- _What to do_
Tally the lines of these entries that include "reach"; respond with only that tally.
*** Opening of Information ***
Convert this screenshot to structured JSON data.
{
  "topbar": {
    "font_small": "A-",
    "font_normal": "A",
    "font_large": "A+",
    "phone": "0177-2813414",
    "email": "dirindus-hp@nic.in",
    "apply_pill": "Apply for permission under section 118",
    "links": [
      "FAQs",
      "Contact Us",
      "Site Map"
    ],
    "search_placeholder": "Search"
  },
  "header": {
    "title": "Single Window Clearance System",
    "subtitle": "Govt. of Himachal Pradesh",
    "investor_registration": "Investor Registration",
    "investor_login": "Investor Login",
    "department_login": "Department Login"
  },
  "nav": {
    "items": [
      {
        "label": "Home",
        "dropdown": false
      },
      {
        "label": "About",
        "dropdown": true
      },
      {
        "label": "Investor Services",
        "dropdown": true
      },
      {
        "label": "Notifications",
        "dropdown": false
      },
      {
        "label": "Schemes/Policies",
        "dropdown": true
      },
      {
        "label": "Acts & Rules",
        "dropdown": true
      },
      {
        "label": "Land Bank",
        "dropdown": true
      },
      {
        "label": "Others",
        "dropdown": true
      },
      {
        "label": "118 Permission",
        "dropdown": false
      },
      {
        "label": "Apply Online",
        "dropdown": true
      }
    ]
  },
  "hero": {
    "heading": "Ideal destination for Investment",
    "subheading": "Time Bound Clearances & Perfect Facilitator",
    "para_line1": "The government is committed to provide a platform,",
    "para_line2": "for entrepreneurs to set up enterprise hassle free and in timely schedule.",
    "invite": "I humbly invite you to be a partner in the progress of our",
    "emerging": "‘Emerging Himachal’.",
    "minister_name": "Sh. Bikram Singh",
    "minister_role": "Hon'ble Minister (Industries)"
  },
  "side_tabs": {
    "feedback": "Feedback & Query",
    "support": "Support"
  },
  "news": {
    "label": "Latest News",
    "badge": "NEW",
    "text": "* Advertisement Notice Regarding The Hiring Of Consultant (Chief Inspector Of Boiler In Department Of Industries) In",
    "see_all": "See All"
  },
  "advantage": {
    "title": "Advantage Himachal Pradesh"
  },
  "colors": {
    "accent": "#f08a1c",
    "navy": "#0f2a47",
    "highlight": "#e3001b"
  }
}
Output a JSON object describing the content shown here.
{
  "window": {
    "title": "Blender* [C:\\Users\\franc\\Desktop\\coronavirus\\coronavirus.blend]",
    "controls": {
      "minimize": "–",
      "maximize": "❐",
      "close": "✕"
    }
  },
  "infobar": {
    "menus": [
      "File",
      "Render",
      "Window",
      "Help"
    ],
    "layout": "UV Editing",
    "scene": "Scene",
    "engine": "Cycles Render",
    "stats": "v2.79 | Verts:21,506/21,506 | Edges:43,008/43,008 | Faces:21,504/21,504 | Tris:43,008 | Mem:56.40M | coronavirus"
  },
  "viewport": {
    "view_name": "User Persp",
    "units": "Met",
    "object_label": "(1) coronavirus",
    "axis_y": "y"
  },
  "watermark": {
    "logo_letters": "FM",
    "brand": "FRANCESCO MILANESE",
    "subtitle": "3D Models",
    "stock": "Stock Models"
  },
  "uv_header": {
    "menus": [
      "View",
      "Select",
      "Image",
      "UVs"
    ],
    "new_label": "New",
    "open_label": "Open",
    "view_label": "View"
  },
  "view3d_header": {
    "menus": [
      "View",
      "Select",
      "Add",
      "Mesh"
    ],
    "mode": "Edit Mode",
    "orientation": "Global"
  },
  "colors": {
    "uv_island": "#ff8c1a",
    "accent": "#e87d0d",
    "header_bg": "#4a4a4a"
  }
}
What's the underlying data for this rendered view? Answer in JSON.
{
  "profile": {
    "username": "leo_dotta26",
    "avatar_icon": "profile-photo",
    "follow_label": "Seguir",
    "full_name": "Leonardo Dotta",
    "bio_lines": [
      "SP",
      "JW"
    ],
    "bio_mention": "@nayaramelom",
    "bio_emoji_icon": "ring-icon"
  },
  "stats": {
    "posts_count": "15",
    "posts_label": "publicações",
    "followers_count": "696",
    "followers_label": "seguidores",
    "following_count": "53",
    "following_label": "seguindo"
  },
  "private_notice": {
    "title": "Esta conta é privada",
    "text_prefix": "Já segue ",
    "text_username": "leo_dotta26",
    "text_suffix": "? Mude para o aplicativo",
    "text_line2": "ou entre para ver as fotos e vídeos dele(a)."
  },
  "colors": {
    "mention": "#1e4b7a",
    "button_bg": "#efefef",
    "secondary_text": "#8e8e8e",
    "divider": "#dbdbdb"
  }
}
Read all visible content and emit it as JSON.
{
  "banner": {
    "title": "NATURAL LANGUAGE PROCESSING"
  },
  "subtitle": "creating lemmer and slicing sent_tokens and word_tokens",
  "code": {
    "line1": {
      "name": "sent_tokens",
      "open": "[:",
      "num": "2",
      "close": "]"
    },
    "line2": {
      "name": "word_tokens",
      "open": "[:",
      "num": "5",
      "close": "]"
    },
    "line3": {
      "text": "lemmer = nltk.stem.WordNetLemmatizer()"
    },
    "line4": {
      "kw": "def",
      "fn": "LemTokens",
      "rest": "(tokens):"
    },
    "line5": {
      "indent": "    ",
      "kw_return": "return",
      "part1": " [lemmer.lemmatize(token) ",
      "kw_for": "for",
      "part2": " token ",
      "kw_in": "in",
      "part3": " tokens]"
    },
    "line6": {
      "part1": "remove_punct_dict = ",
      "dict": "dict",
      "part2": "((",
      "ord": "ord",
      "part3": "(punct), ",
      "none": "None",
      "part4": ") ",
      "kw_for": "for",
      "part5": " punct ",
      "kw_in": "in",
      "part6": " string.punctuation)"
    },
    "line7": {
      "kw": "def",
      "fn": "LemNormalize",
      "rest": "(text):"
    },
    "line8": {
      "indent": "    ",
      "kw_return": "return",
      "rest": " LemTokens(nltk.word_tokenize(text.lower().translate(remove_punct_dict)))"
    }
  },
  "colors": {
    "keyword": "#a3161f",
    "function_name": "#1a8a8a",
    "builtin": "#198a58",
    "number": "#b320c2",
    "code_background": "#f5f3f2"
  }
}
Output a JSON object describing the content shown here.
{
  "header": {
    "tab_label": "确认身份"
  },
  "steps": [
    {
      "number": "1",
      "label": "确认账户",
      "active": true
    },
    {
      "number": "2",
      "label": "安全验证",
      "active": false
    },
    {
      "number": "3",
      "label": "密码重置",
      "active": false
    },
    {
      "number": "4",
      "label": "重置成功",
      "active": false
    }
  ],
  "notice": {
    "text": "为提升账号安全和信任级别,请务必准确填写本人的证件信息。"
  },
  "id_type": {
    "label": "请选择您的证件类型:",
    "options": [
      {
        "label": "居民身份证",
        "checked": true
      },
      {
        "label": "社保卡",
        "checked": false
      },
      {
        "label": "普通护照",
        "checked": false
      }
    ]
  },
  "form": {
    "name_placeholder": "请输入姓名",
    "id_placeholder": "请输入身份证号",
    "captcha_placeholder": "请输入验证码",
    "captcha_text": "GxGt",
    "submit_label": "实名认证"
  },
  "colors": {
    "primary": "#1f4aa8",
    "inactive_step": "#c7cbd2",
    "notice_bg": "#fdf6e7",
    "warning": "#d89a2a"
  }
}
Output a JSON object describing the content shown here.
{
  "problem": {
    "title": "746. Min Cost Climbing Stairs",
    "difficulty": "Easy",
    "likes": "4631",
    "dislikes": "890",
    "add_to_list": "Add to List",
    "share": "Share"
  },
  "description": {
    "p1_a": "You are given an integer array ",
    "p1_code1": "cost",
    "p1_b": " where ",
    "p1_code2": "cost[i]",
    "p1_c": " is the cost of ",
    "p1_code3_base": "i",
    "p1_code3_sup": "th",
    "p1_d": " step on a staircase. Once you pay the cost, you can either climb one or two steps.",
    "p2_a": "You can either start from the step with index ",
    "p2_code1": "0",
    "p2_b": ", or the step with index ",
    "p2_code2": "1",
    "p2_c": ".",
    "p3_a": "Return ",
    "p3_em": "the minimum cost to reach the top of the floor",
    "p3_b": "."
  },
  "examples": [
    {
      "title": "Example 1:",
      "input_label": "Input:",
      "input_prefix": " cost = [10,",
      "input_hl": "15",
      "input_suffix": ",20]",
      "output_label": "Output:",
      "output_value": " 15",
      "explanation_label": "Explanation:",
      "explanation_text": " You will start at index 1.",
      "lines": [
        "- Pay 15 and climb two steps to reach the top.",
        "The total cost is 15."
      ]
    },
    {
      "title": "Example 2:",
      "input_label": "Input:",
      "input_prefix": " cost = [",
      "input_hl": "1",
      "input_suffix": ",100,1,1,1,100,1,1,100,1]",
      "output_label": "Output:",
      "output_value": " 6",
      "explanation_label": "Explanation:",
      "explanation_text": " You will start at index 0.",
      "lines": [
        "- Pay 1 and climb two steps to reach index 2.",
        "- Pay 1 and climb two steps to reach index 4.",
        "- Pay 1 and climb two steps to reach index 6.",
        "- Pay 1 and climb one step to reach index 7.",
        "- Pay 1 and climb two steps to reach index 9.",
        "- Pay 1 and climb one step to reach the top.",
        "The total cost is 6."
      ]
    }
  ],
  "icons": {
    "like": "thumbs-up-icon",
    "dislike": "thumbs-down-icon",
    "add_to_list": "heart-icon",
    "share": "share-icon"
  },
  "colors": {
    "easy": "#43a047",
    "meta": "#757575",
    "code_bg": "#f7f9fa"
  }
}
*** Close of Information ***
- _Written answer_
8